The school population is not just consistent, but diverse. At Fell's entrance, a sign announces the various ethnicities represented at the school. Debbie Maiorano, the literacy lead teacher, makes an effort to choose books with "different cultural themes and characters" relevant to their students' many backgrounds.
Vanessa Habershaw, Fell's music teacher for more than 30 years, features music from many traditions. "Everyone's culture gets targeted," she said. "They feel a part of what's going on."
But the teachers and principals of these schools have not merely embraced their multicultural communities, they have harnessed the educational value of diversity. Literature from a culture that may be foreign to some children comes alive when their classmates can add personal anecdotes. "If you are reading a story based in Latin America, it's great to have input from students who are from there," said Walls.

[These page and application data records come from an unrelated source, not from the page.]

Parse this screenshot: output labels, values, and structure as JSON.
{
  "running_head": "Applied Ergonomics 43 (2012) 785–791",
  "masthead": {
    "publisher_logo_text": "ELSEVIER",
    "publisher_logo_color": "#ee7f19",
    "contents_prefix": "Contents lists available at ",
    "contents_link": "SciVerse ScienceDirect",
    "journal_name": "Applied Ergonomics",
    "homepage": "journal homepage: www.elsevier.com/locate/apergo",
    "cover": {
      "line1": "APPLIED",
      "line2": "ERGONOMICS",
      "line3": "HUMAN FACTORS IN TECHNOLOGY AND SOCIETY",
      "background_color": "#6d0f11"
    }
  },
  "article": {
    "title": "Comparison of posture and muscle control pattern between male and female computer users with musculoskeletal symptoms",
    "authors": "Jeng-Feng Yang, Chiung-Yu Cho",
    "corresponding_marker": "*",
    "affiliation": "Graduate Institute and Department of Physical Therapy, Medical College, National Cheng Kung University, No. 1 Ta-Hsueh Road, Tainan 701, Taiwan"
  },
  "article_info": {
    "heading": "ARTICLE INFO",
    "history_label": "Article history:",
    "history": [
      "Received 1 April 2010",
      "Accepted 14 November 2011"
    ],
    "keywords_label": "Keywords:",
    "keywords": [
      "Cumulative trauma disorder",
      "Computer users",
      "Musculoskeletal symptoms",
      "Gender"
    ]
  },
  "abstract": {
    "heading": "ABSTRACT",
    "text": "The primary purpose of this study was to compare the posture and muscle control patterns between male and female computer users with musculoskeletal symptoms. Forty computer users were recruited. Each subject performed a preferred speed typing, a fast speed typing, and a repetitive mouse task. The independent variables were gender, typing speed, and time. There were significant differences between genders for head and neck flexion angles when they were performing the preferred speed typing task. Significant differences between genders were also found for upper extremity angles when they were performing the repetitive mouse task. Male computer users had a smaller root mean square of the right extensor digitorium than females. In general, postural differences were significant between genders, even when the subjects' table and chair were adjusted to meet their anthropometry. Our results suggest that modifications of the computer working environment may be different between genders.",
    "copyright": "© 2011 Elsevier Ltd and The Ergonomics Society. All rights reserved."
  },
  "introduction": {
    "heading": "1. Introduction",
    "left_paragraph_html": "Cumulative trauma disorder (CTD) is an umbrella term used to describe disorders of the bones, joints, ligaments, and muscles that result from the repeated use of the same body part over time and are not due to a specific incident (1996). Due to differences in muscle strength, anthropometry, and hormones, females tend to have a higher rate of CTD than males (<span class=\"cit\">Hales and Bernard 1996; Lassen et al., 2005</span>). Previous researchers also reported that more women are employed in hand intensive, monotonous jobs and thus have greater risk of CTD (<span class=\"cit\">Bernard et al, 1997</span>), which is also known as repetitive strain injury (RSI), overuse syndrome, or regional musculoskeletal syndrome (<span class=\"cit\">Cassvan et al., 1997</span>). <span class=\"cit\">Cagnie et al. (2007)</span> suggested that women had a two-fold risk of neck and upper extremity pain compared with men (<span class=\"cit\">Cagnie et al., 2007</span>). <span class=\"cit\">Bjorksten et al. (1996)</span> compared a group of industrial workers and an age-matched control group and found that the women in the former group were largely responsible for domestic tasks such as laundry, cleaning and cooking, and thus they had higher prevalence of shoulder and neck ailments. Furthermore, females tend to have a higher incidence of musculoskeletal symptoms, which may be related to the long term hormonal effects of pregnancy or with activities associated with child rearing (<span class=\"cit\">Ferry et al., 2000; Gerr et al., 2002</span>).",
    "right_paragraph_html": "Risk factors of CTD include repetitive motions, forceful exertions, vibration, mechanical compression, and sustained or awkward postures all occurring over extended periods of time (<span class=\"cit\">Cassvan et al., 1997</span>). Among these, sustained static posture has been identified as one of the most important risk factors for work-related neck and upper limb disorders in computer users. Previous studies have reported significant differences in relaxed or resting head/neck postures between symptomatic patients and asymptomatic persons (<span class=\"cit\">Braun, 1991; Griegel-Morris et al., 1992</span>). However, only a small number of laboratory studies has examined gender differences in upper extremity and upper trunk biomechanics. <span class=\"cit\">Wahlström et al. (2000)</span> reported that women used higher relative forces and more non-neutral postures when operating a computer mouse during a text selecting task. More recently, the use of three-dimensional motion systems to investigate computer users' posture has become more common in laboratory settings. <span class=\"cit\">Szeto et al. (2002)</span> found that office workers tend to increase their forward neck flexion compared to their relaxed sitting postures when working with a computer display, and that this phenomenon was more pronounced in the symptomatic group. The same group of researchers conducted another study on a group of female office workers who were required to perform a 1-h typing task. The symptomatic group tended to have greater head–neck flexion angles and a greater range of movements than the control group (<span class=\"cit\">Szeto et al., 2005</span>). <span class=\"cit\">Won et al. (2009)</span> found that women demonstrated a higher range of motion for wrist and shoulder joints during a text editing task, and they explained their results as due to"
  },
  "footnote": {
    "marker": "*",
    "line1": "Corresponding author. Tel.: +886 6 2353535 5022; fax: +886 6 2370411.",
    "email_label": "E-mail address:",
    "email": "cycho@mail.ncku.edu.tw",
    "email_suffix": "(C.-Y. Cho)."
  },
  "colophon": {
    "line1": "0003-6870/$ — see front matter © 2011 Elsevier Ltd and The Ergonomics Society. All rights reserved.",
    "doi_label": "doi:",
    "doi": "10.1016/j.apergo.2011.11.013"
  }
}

Diversity is also treated as an asset in social development. "What job will you have where you don't have to deal with people of other races?" Principal Jenkins has asked students who have been involved in racial conflict at Cook-Wissahickon. She pushes them to analyze their disagreements below the surface of racial tension.

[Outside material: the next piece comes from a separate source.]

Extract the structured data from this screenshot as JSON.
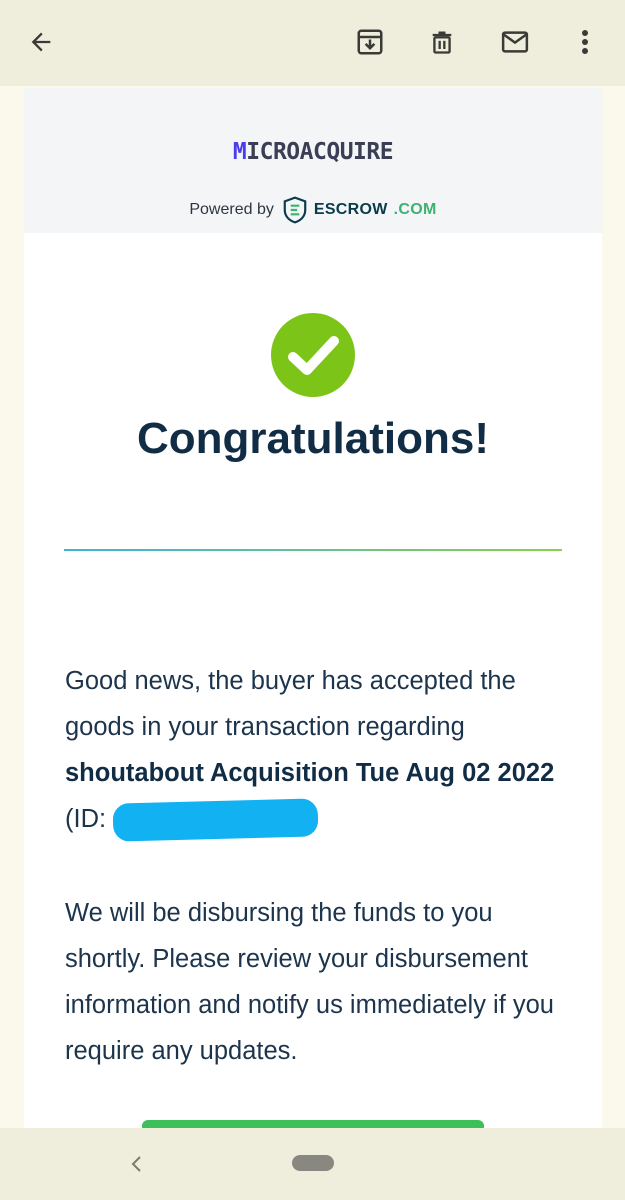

Even in these schools, it is sometimes difficult to speak frankly about race. For many people, such conversation "scares them to death," Decatur principal Charles Connor said.
More than one teacher said that they "see children, not color." But others find acknowledging race is necessary to tackle the achievement gap. Grosso of Cook-Wissahickon deliberately mixes his student groups by race, gender, and achievement.

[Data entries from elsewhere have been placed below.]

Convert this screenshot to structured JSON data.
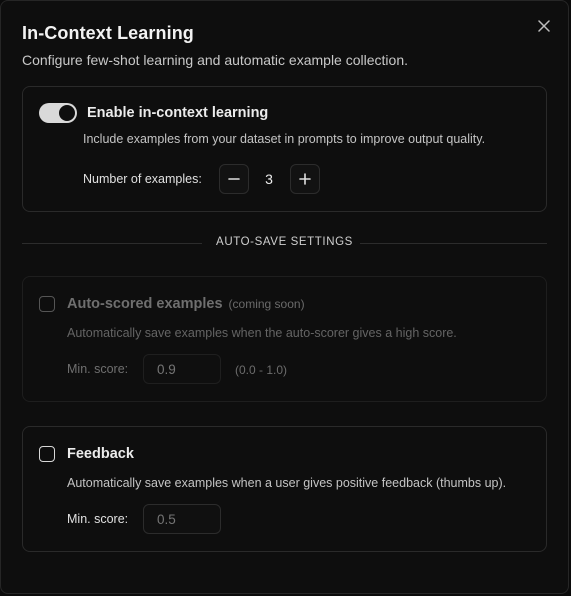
{
  "dialog": {
    "title": "In-Context Learning",
    "subtitle": "Configure few-shot learning and automatic example collection.",
    "close_icon": "close-icon"
  },
  "icl": {
    "enabled": true,
    "label": "Enable in-context learning",
    "description": "Include examples from your dataset in prompts to improve output quality.",
    "examples_label": "Number of examples:",
    "examples_value": "3",
    "decrement_icon": "minus-icon",
    "increment_icon": "plus-icon"
  },
  "autosave": {
    "heading": "AUTO-SAVE SETTINGS",
    "auto_scored": {
      "checked": false,
      "disabled": true,
      "label": "Auto-scored examples",
      "tag": "(coming soon)",
      "description": "Automatically save examples when the auto-scorer gives a high score.",
      "min_score_label": "Min. score:",
      "min_score_placeholder": "0.9",
      "range_note": "(0.0 - 1.0)"
    },
    "feedback": {
      "checked": false,
      "label": "Feedback",
      "description": "Automatically save examples when a user gives positive feedback (thumbs up).",
      "min_score_label": "Min. score:",
      "min_score_placeholder": "0.5"
    }
  },
  "colors": {
    "background": "#0e0e0e",
    "border": "#2a2a2a",
    "toggle_on": "#d9d9d9",
    "text": "#ececec",
    "muted": "#6f6f6f"
  }
}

Connor, who is White, sought out an African American assistant principal and brought back Karen Commarty-Skipper, who had been a teacher at the school years ago. Commarty-Skipper wrote her doctoral dissertation about racial disparities in suspension rates and brought a successful peer mediation program to the school.
Students may come to school with problems, but schools can't afford to dwell on that. "We focus on what we can control," Connor said. "We looked at why Teacher A had no disciplinary issues and Teacher B had many. We looked at special ed referrals."
Some teachers' attitudes had been, "If you can't perform, get out of my class," not, "Maybe I need to learn different teaching strategies," Connor said. "That was the mindset. But those days are past. We needed to make a major paradigm shift."
To ensure that all students receive quality instruction, Decatur adopted a full inclusion model for special education students. They are now taught alongside their classmates, while the special education teacher and grade teacher work in tandem to offer all students additional learning and problem-solving strategies.
"Decatur has been inclusive for so long, the stigma for 'extra help' isn't there," said eighth-grade special education teacher Hope Deeden.
Teachers were offered support in the transition to inclusion. "It was either adapt or become extinct," Connor said. "You have to create urgency in order to make change work."
To promote high-quality instruction and sustain student interest, all three principals have wrangled money from tight budgets. Walls at Fell and Jenkins at Cook-Wissahickon opted not to hire assistant principals and keep class size as small as possible. At Decatur, Connor and Commarty-Skipper introduced a low-cost program, the Golden Attitude Club, to support students who are neither in trouble nor on the honor roll and may slip through the cracks.
The three schools have few disciplinary problems and high attendance rates. "I spend less on security," Jenkins says.
Sustaining a positive learning culture with high expectations is crucial. "Kids have to come to school thinking they can learn and wanting to learn," said Connor.
"The expectation is really high," said Karen Brinkley, who works with sixth, seventh and eighth grade special education students at Cook-Wissahickon. "The lower grades set the standard in terms of the children learning early on